There are risks to talking politics in social media--Pew found that 18 percent of social network users have blocked, hidden, or unfriended someone due to political posts--but this shouldn't cause us to question if we engage but how we do so. The fact that Godwin’s Law has been part of Internet culture for over 20 years is a reminder of how easily a passionate online conversation can turn ugly. Godwin's Law states that as an online discussion grows longer, the probability of someone comparing another to a Nazi or Hitler grows, and that doing so automatically ends the conversation.

Calling names, mocking candidates or supporters, sharing partial or incorrect facts, resorting to vulgarity, launching ad hominem attacks, ignoring the opinions of others and letting your passions overcome your logic and emotions are ways to not only lose friends but also undermine your own political arguments. Conversely, asking questions, inviting feedback, sticking to facts (as closely as possible), knowing when to back off and seeking middle ground can help foster healthy political dialog. Just keep in mind the goal isn't convince everyone but to understand everyone, and there is no shame in acknowledging that you and a friend have a fundamental difference of opinion.

I began this post declaring my intention to vote for the Democratic candidate, so I'll close this blog post by quoting the current Republican Governor of New Jersey, Chris Christie. At an event hosted by my employer, he said something we should all consider in these final few weeks before the 57th presidential election in our nation's history:  

“It matters who wins this election. And if you’ve got an opinion on that, then you should express it. Whatever’s in your heart, whether it’s to vote Democrat or Republican, that’s your choice. But get out there and do it. It’s time for us to get to work, everybody.” 

So, what do you think? Are you encouraged to engage more on political topics? Share your thoughts, and heck, let us know who you intend to vote for if you choose to comment below. 


Sheila DuBois said...

I am voting for Mitt Romney!

Augie Ray said...

Good for you for sharing, Sheila. That wasn't too painful, was it? I hope you'll do more of that, and tell people why you think Mitt's the man for the job!

Reff said...

Augie, thanks for starting this conversation. You make good points. For me, I follow the same principles online that I do face to face: don't talk religion, politics or money. Now I'm known to slip up and break my own rule from time to time, but for the most part I don't find interactions on these topics to be fruitful. Mature adults tend to have well formed opinions on these matters and I think Godwin's Law is very much in effect. Further, as the article in today's WSJ points out (http://online.wsj.com/article/SB10000872396390444592404578030351784405148.html) people tend to be much more rude online than they would in real life.

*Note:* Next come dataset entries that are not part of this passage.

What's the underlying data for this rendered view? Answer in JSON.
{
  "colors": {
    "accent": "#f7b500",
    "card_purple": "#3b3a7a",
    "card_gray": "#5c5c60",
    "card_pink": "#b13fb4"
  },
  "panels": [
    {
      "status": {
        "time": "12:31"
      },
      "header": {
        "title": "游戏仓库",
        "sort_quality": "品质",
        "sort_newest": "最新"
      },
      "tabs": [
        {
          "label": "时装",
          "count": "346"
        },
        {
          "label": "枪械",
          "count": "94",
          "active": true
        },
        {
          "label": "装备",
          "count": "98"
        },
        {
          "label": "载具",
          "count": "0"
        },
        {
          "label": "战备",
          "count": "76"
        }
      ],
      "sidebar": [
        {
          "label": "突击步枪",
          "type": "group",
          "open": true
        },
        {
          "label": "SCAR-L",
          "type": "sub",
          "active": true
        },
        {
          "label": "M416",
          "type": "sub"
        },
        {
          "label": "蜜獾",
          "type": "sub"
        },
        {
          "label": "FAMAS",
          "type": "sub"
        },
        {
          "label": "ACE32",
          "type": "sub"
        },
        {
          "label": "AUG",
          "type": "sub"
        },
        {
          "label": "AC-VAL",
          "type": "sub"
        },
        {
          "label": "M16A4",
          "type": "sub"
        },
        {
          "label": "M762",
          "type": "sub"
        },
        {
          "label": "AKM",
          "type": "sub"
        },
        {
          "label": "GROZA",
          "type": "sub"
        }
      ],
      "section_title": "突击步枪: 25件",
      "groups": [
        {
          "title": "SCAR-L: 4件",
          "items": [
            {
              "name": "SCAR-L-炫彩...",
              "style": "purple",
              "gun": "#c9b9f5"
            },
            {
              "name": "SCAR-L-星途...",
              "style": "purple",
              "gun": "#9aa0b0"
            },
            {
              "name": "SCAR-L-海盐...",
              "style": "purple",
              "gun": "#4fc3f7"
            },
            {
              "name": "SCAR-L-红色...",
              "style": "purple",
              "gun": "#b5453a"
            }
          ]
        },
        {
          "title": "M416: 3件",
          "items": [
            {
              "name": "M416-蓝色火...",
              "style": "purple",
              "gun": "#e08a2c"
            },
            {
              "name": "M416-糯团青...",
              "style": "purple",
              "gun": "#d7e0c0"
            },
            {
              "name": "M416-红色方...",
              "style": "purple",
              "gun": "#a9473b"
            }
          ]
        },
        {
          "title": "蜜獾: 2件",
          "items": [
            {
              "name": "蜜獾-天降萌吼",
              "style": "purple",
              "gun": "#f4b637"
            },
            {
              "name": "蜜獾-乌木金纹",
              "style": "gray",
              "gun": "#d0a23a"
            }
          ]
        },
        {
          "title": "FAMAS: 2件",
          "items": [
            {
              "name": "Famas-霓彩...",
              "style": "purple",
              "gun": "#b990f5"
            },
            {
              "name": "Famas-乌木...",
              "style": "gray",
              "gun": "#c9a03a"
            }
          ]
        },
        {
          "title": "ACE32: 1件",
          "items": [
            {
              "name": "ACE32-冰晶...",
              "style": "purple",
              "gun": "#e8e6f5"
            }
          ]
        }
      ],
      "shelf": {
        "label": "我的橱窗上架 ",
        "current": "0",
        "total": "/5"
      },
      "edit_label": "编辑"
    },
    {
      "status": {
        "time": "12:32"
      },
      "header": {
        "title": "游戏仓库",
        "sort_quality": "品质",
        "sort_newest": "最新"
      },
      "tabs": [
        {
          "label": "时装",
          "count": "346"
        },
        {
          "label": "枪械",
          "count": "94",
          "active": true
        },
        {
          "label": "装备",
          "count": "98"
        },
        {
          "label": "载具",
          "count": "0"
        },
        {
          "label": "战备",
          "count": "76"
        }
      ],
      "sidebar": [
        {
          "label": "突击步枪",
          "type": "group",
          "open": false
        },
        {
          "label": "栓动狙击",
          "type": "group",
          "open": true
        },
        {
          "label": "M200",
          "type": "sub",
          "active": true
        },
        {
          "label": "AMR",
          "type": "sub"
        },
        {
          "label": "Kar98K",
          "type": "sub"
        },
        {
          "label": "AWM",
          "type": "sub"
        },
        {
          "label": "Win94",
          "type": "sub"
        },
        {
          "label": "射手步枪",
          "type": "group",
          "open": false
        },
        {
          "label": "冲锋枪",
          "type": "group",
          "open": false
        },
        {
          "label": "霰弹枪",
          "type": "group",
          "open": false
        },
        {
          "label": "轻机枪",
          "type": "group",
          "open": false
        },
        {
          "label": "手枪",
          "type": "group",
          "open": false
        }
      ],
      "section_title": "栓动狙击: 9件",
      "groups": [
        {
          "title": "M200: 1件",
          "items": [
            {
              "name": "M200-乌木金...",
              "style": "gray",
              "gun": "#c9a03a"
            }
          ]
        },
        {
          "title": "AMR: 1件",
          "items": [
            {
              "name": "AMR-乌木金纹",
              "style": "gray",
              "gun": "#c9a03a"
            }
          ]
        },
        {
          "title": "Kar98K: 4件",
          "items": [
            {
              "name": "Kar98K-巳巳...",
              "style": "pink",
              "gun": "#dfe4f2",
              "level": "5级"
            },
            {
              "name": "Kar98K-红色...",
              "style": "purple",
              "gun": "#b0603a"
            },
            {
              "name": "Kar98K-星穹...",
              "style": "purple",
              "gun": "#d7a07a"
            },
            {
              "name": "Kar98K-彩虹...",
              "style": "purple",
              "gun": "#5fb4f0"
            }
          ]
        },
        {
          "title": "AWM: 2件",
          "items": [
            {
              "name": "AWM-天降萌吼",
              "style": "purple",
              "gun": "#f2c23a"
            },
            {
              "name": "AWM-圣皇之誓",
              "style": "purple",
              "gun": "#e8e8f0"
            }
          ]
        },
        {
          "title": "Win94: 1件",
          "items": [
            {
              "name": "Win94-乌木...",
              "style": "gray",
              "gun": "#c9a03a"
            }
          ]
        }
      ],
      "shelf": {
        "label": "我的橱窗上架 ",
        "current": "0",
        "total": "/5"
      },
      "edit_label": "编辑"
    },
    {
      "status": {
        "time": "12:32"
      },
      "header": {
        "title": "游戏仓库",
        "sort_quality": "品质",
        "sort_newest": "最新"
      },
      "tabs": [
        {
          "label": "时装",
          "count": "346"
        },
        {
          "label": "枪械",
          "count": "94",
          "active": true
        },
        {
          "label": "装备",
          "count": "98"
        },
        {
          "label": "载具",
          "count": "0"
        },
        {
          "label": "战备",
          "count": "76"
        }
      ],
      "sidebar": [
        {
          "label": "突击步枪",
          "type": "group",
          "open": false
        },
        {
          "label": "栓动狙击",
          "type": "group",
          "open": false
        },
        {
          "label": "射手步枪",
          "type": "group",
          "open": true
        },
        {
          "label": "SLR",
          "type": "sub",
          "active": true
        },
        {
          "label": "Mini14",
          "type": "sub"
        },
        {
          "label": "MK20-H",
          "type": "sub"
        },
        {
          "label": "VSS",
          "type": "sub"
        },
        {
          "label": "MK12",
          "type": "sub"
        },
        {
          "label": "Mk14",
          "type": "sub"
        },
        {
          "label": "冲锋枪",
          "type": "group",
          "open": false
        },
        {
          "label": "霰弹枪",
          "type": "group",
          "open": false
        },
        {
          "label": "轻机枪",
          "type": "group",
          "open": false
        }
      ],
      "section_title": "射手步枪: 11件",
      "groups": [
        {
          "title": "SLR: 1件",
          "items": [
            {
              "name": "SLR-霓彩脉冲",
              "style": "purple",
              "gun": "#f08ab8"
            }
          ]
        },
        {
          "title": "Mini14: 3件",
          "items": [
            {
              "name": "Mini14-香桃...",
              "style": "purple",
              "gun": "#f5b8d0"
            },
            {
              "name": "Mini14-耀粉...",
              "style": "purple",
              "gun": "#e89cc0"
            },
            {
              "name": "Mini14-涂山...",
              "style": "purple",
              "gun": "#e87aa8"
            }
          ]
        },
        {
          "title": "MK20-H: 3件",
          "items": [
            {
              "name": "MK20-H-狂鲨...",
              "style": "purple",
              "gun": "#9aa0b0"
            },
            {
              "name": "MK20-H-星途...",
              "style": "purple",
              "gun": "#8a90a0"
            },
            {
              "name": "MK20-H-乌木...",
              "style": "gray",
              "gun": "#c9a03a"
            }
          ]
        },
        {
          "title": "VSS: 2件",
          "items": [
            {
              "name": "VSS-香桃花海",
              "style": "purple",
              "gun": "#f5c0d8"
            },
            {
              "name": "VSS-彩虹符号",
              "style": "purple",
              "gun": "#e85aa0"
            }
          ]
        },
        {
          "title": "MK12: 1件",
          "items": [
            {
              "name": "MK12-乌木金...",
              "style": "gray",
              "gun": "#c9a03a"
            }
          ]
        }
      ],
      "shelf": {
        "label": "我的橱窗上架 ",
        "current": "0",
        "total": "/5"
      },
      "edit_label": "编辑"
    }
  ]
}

In summary, I agree with your ideals, but I believe there are a few principle topics that don't lend themselves to fruitful discussion online.

In closing, four more years!
-John Refford

Augie Ray said...

Thanks John. I think the Pew stats speak for themselves. Mature adults may have well formed opinions, but REALLY mature adults are open to changing them based on new information and the way the world changes around us.

Given one in six people say they've changed an attitude on a political issue based on social media engagement, I think that may contradict your observation that political conversations don't lend themselves to being fruitful. That said, these conversations are tough, sensitive and can go south. I understand why someone may care to avoid them, but we cannot (IMO) applaud social media for helping to bring change in the Middle East and then bury our own heads in the social media sand because our own political discussions can be difficult.

I appreciate your thoughts, as always!

Unknown said...

Okay, I'll take the dare w/ this tweet from Andy Borpwitz: The Dow Jones just hit a 4-year high, which means Obama is the crappiest socialist in history.

Augie Ray said...

Ken, if there was a "like button for that comment, I'd click it! :)

Unknown said...

I was one of those guys to felt the somecard rang of truth until the data demonstrated otherwise. I ate my words publicly on Facebook.